WHAT THE TASK ASKS: Below are the entries; return every line among them that holds the word "경상남도".
[[ DATASET EXTRACT open ]]
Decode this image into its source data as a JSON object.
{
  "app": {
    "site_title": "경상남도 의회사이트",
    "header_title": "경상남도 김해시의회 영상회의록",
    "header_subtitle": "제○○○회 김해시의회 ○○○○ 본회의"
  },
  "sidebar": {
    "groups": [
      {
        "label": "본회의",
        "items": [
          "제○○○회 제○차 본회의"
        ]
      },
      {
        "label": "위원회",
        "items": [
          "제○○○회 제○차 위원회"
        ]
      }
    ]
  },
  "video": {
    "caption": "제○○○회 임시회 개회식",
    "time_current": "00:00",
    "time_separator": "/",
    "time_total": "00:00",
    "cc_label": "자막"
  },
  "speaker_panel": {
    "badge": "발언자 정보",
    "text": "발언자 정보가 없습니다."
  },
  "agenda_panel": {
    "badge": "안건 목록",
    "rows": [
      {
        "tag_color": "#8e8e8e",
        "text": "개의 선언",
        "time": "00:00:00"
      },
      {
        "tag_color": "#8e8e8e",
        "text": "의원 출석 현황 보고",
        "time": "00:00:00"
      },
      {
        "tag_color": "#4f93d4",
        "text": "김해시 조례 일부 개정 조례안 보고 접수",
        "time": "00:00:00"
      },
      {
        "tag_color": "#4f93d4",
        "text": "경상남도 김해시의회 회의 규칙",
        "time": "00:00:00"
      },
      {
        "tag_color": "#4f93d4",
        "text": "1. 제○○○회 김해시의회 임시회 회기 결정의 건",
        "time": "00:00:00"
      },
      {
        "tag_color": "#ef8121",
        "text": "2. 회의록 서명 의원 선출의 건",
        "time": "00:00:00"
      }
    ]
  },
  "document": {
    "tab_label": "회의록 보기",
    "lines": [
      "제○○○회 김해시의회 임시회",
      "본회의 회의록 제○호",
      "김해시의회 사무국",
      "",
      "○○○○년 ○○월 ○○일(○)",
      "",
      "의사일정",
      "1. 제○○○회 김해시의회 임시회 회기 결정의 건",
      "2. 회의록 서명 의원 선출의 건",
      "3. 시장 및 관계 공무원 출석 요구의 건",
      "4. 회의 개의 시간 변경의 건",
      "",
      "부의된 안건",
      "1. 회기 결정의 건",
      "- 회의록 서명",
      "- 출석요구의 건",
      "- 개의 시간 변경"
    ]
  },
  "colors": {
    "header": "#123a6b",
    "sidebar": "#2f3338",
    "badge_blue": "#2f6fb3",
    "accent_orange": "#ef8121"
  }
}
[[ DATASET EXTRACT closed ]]
EXERCISE SOLUTION:
    "site_title": "경상남도 의회사이트",
    "header_title": "경상남도 김해시의회 영상회의록",
        "text": "경상남도 김해시의회 회의 규칙",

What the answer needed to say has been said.